Schroff felt a bond with Maurice, and they continued meeting for lunch to nurture their growing friendship. Maurice, she learned, lived in a shelter hotel with his grandmother and mother, who was addicted to drugs – though he didn’t reveal that at first. Instead, he told Schroff that she didn’t have a job but spent her days vacuuming and cleaning, an image of motherhood he got from watching “Leave it to Beaver” reruns.
To a certain degree, Schroff could relate to Maurice’s parental dilemma because her father had been an alcoholic whose demons came out when he drank. “He would become very violent with my mother and my younger brother Frank. But the big difference between my life as a child growing up and Maurice’s is that I did come from a very loving home. My mother was enormously strong and faithful and was the glue to the family.”
On the topic of faith, Schroff noted that her mother was both a spiritual and religious Catholic whose beliefs influenced her own. In retrospect, she sees God’s hand at work in her life: “At the time, I’d always wanted to have a family of my own, and it was just not meant to be. I do believe that God works in strange ways, where He did put Maurice into my life because He knew he needed someone to care for him. And for me, I was looking for more in my life than just work, and I think we were brought together for that very specific reason.”
It was that mystical idea that led Schroff to choose the title of her 2011 memoir “An Invisible Thread,” which won her a Christopher Award. She was in a Duane Reade looking for a birthday card when she picked one up that said, “An invisible thread connects those that were destined to meet.” She discovered that it was an ancient Chinese proverb and thought it beautifully reflected her friendship with Maurice.
Schroff recently wrote a new book aimed at kids, called “An Invisible Thread Christmas Story,” co-authored by Alex Tresniowski and illustrated by Barry Root. She said, “The Christmas story [in the original book] resonated a lot with my readers. And it was because Maurice as a child had never had a chance to celebrate Christmas. Simon and Schuster thought it would be wonderful to bring this story to life and show children how they can make a difference during the Christmas season, and that the best gifts are the ones that don’t come in a box, how giving versus receiving during Christmastime is really important.”

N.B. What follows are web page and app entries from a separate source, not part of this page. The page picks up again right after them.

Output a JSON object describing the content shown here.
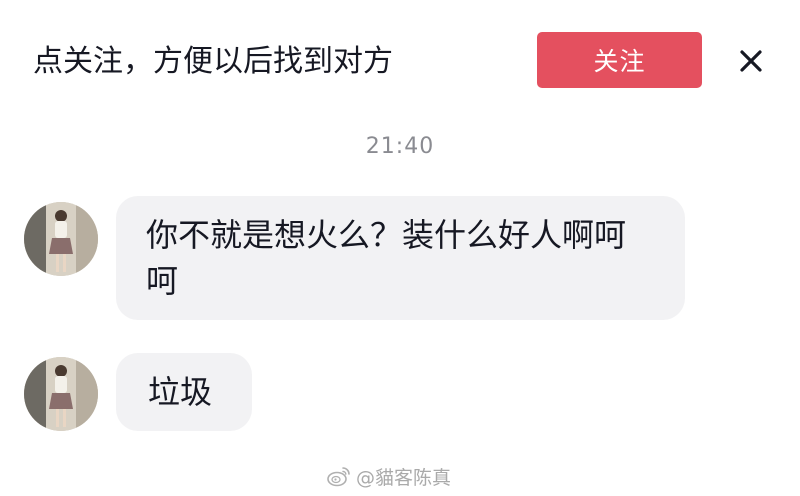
{
  "follow_banner": {
    "prompt": "点关注，方便以后找到对方",
    "follow_label": "关注",
    "close_icon": "close-icon",
    "accent_color": "#e4505f"
  },
  "timestamp": "21:40",
  "messages": [
    {
      "sender": "other",
      "text": "你不就是想火么？装什么好人啊呵呵"
    },
    {
      "sender": "other",
      "text": "垃圾"
    }
  ],
  "watermark": {
    "icon": "weibo-icon",
    "text": "@貓客陈真"
  }
}
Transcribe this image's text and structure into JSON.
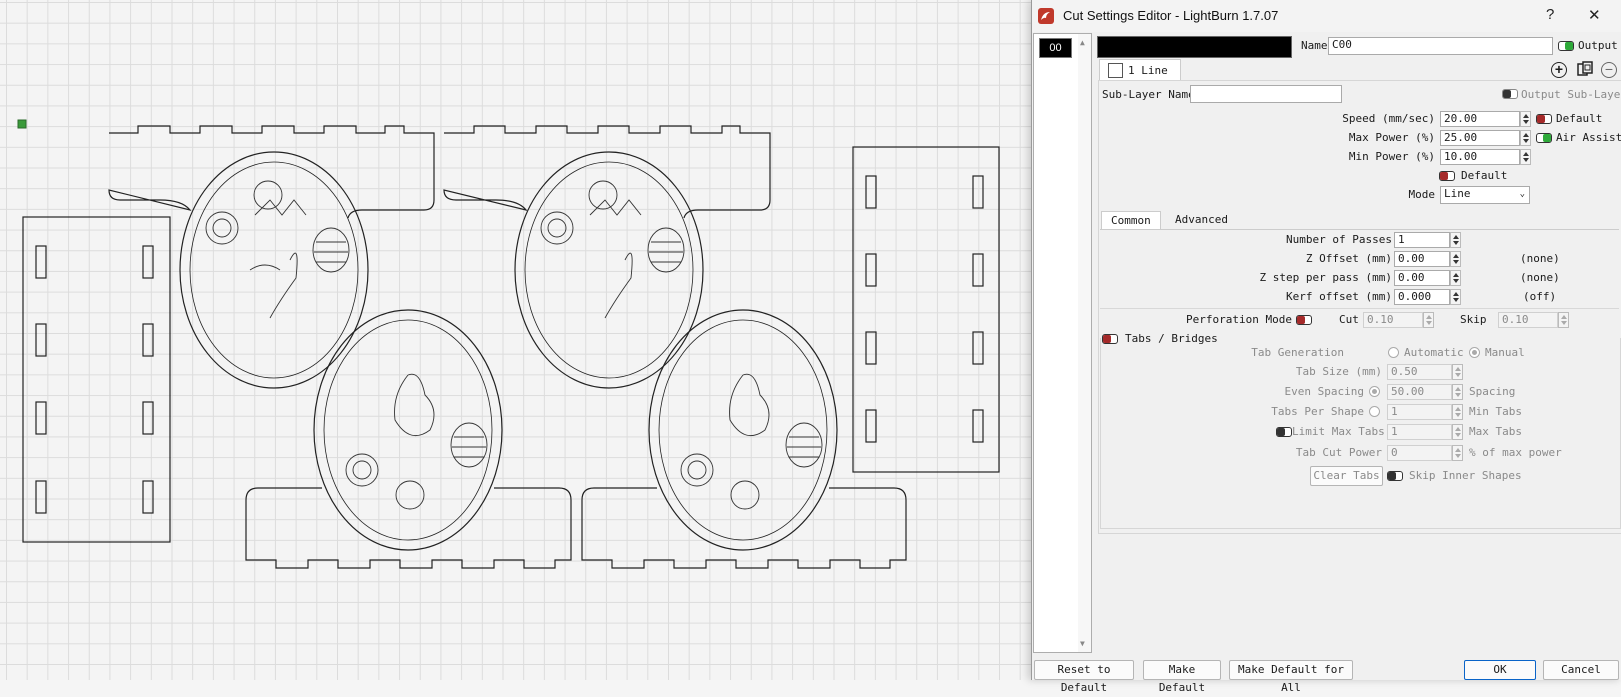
{
  "window": {
    "title": "Cut Settings Editor - LightBurn 1.7.07",
    "help_glyph": "?",
    "close_glyph": "✕",
    "app_icon": "lightburn-icon"
  },
  "layers": [
    {
      "label": "00",
      "color": "#000000"
    }
  ],
  "header": {
    "layer_color": "#000000",
    "name_label": "Name",
    "name_value": "C00",
    "output_label": "Output",
    "output_on": true
  },
  "sublayer": {
    "tab_label": "1 Line",
    "name_label": "Sub-Layer Name",
    "name_value": "",
    "output_sublayer_label": "Output Sub-Layer",
    "add_icon": "plus-circle-icon",
    "copy_icon": "copy-icon",
    "remove_icon": "minus-circle-icon"
  },
  "power": {
    "speed_label": "Speed (mm/sec)",
    "speed_value": "20.00",
    "speed_default_label": "Default",
    "max_power_label": "Max Power (%)",
    "max_power_value": "25.00",
    "air_assist_label": "Air Assist",
    "min_power_label": "Min Power (%)",
    "min_power_value": "10.00",
    "min_default_label": "Default",
    "mode_label": "Mode",
    "mode_value": "Line"
  },
  "tabs": [
    "Common",
    "Advanced"
  ],
  "common": {
    "passes_label": "Number of Passes",
    "passes_value": "1",
    "z_offset_label": "Z Offset (mm)",
    "z_offset_value": "0.00",
    "z_offset_note": "(none)",
    "z_step_label": "Z step per pass (mm)",
    "z_step_value": "0.00",
    "z_step_note": "(none)",
    "kerf_label": "Kerf offset (mm)",
    "kerf_value": "0.000",
    "kerf_note": "(off)",
    "perforation_label": "Perforation Mode",
    "cut_label": "Cut",
    "cut_value": "0.10",
    "skip_label": "Skip",
    "skip_value": "0.10"
  },
  "tabs_bridges": {
    "title": "Tabs / Bridges",
    "generation_label": "Tab Generation",
    "automatic_label": "Automatic",
    "manual_label": "Manual",
    "tab_size_label": "Tab Size (mm)",
    "tab_size_value": "0.50",
    "even_spacing_label": "Even Spacing",
    "even_spacing_value": "50.00",
    "spacing_label": "Spacing",
    "tabs_per_shape_label": "Tabs Per Shape",
    "tabs_per_shape_value": "1",
    "min_tabs_label": "Min Tabs",
    "limit_max_label": "Limit Max Tabs",
    "limit_max_value": "1",
    "max_tabs_label": "Max Tabs",
    "cut_power_label": "Tab Cut Power",
    "cut_power_value": "0",
    "cut_power_unit": "% of max power",
    "clear_tabs_label": "Clear Tabs",
    "skip_inner_label": "Skip Inner Shapes"
  },
  "footer": {
    "reset_label": "Reset to Default",
    "make_default_label": "Make Default",
    "make_default_all_label": "Make Default for All",
    "ok_label": "OK",
    "cancel_label": "Cancel"
  },
  "colors": {
    "toggle_on": "#2eaa3a",
    "toggle_red": "#a52a2a",
    "accent_ok_border": "#0a64c8"
  }
}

One of the most poignant vignettes in the warm and inviting picture book comes when Laura and Maurice visit Laura’s sister’s home and family for Christmas. While Maurice received gifts and toys, his favorite part of the day was sitting with everyone in the dining room, sharing a meal while laughing and talking. He told Schroff, “When I grow up, I want to have a dining room table just like that.”
Sure enough, Maurice’s home today has a dining room. He’s been married for over 20 years, has seven beautiful children, and works in the construction industry.
Schroff believes that is largely due to the new possibilities he imagined after he became a part of her life. Maurice said that someone once told him, “Kid, if you continue to go down the road you’re going, by the time you’re 18, you’re either going to be on drugs, dead or in jail.”
“He always believed that was his lot in life,” explained Schroff. “Then, when he started to experience what it was like to be part of a family and to see how families reacted and interacted with each other, [he discovered] that was really what he wanted.”
What message does Schroff hope both adults and children get from reading her books? She concludes, “We all have the ability to throw a lifeline to someone in need – and if you throw that lifeline, the likelihood is that person will grab hold of it and won’t let go. Also, when ‘An Invisible Thread’ came out, I got an e-mail from a man in Arizona, and he said that he read my book and he cried. A couple of weeks later, he was at a grocery store, and a young woman with two small children had just bagged all her groceries. When she went to pay for her groceries, her credit card was declined. He said the look of hopelessness on her face was just incredible. He said, ‘I thought about your book and realized I don’t have to feed the world, but I can help this one person.’ I believe that everybody, if they’re willing to just open their eyes, they’ll see a person in need – and one small act of kindness can make a difference.”
(To listen to my full interview with Laura Schroff, click on the podcast link:)